▶ **PROMPT**
Copy out each line featuring the string "BEANBAGS" from the entries beneath.

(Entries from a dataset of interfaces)

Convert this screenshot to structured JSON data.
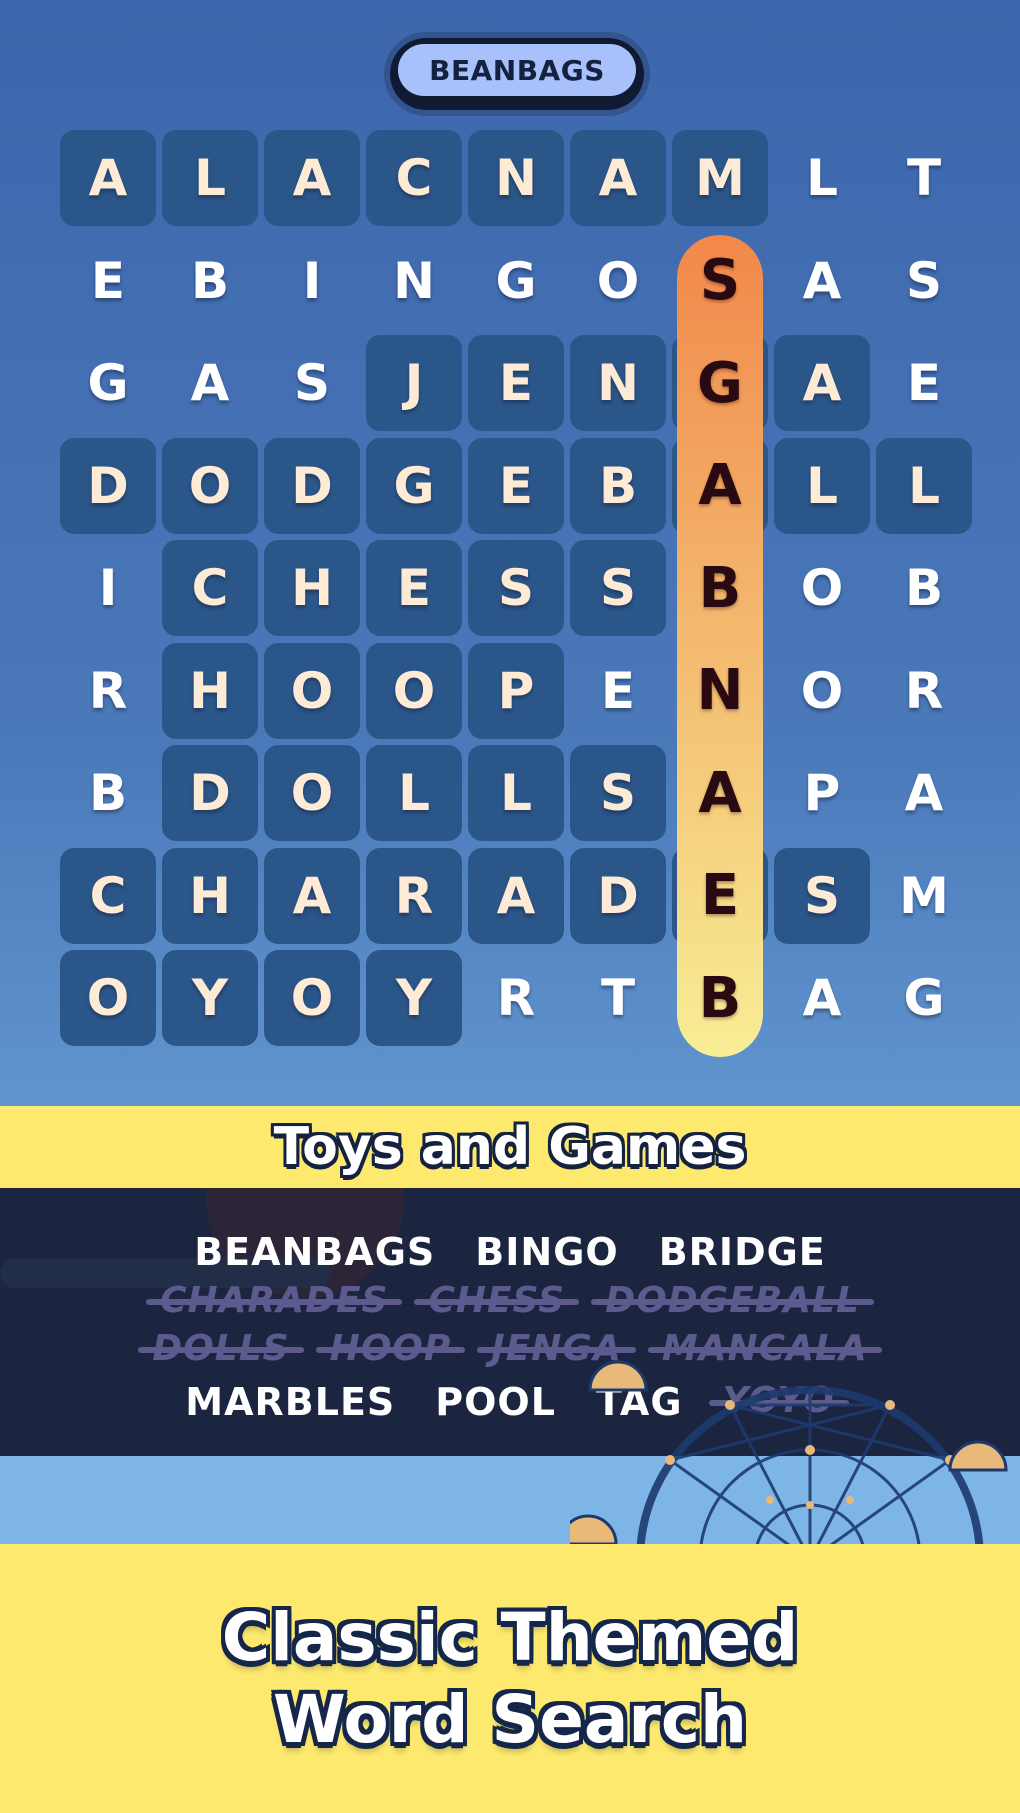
{
  "current_word": "BEANBAGS",
  "grid": {
    "rows": [
      [
        "A",
        "L",
        "A",
        "C",
        "N",
        "A",
        "M",
        "L",
        "T"
      ],
      [
        "E",
        "B",
        "I",
        "N",
        "G",
        "O",
        "S",
        "A",
        "S"
      ],
      [
        "G",
        "A",
        "S",
        "J",
        "E",
        "N",
        "G",
        "A",
        "E"
      ],
      [
        "D",
        "O",
        "D",
        "G",
        "E",
        "B",
        "A",
        "L",
        "L"
      ],
      [
        "I",
        "C",
        "H",
        "E",
        "S",
        "S",
        "B",
        "O",
        "B"
      ],
      [
        "R",
        "H",
        "O",
        "O",
        "P",
        "E",
        "N",
        "O",
        "R"
      ],
      [
        "B",
        "D",
        "O",
        "L",
        "L",
        "S",
        "A",
        "P",
        "A"
      ],
      [
        "C",
        "H",
        "A",
        "R",
        "A",
        "D",
        "E",
        "S",
        "M"
      ],
      [
        "O",
        "Y",
        "O",
        "Y",
        "R",
        "T",
        "B",
        "A",
        "G"
      ]
    ],
    "found_mask": [
      [
        1,
        1,
        1,
        1,
        1,
        1,
        1,
        0,
        0
      ],
      [
        0,
        0,
        0,
        0,
        0,
        0,
        0,
        0,
        0
      ],
      [
        0,
        0,
        0,
        1,
        1,
        1,
        1,
        1,
        0
      ],
      [
        1,
        1,
        1,
        1,
        1,
        1,
        1,
        1,
        1
      ],
      [
        0,
        1,
        1,
        1,
        1,
        1,
        0,
        0,
        0
      ],
      [
        0,
        1,
        1,
        1,
        1,
        0,
        0,
        0,
        0
      ],
      [
        0,
        1,
        1,
        1,
        1,
        1,
        0,
        0,
        0
      ],
      [
        1,
        1,
        1,
        1,
        1,
        1,
        1,
        1,
        0
      ],
      [
        1,
        1,
        1,
        1,
        0,
        0,
        0,
        0,
        0
      ]
    ],
    "highlight": {
      "word": "BEANBAGS",
      "column": 6,
      "from_row": 8,
      "to_row": 1,
      "direction": "up"
    }
  },
  "category": "Toys and Games",
  "word_list": [
    [
      {
        "text": "BEANBAGS",
        "found": false
      },
      {
        "text": "BINGO",
        "found": false
      },
      {
        "text": "BRIDGE",
        "found": false
      }
    ],
    [
      {
        "text": "CHARADES",
        "found": true
      },
      {
        "text": "CHESS",
        "found": true
      },
      {
        "text": "DODGEBALL",
        "found": true
      }
    ],
    [
      {
        "text": "DOLLS",
        "found": true
      },
      {
        "text": "HOOP",
        "found": true
      },
      {
        "text": "JENGA",
        "found": true
      },
      {
        "text": "MANCALA",
        "found": true
      }
    ],
    [
      {
        "text": "MARBLES",
        "found": false
      },
      {
        "text": "POOL",
        "found": false
      },
      {
        "text": "TAG",
        "found": false
      },
      {
        "text": "YOYO",
        "found": true
      }
    ]
  ],
  "tagline": {
    "line1": "Classic Themed",
    "line2": "Word Search"
  },
  "colors": {
    "found_cell": "#2b5689",
    "highlight_top": "#f2884a",
    "highlight_bottom": "#f8ee95",
    "band_yellow": "#fde96e",
    "panel_dark": "#1b2540",
    "struck_word": "#5d5a8d"
  }
}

▶ **EXERCISE RESPONSE**
  "current_word": "BEANBAGS",
      "word": "BEANBAGS",
        "text": "BEANBAGS",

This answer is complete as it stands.